N.A.S. Panel Launches a Major Study Of Federal Role in
Education Research By Robert Rothman Washington--A major study of the federal role in education research got under way this month when a panel convened by the National Academy of Sciences met for the first time to begin laying out an agenda for the evaluation.
The study, commissioned by the Education Department's office of educational research and improvement, is expected to examine the full range of educational research conducted in the United States to identify the appropriate role for the O.E.R.I. At the same time, the panel is expected to look closely at the research agency's structure and operations--as well as those of other agencies--to evaluate whether its current funding priorities are appropriate.
Gregg B. Jackson, the study director, said the academy's project is narrower in scope than another evaluation, expected to be released in April by the National Academy of Education, which will assess the entire educational-research enterprise.

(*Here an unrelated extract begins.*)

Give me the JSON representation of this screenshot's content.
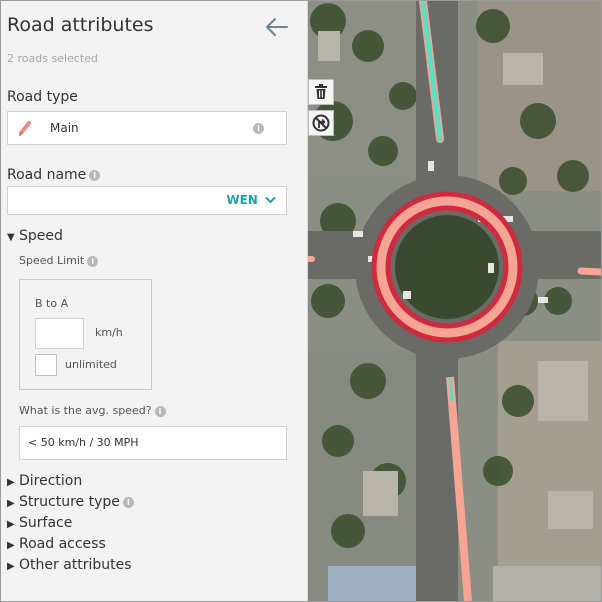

"We will focus attention on a4limited subset," Mr. Jackson said. "No decision has been made to date about what [that subset] will be."
But he added that the National Academy of Sciences study could help shape the upcoming Congressional debate over the reauthorization of the oeri The panel plans to issue an interim report this fall and a final report by next March, he said, well before the reauthorization legislation receives final approval.
A similar study on the National Center for Education Statistics, conducted by the academy in 1986, played an influential role in Congressional debates over reorganizing and improving that agency, Mr. Jackson noted.
Chaired by Richard C. Atkinson, chancellor of the University of California at San Diego, the 15-member nas panel includes scholars from a variety of fields, policymakers, and business leaders.
As its first task, Mr. Jackson said, the panel will conduct a "broad brush" survey of education research to identify the major actors, the most active research areas, and the audiences served.
The committee will also examine other federal agencies that fund research, such as the National Science Foundation and the National Insti tutes of Health, to determine if their experience offers lessons for the oeri
The panel's main task, however, is expected to be a close evaluation of the oeri itself. In addition to studying the agency's planning pro cess and intramural research, Mr. Jackson said, the panel will pay par ticular attention to the national re search-and-development centers and regional laboratories funded by the Education Department. The labs and centers conduct the bulk of oeri.-sponsored research.
Some critics have said that the de partment's research arm should fund a smaller number of larger centers, which would examine a broader scope of issues. Others have argued that the oeri should place greater emphasis on funding individual researchers, rather than institutions.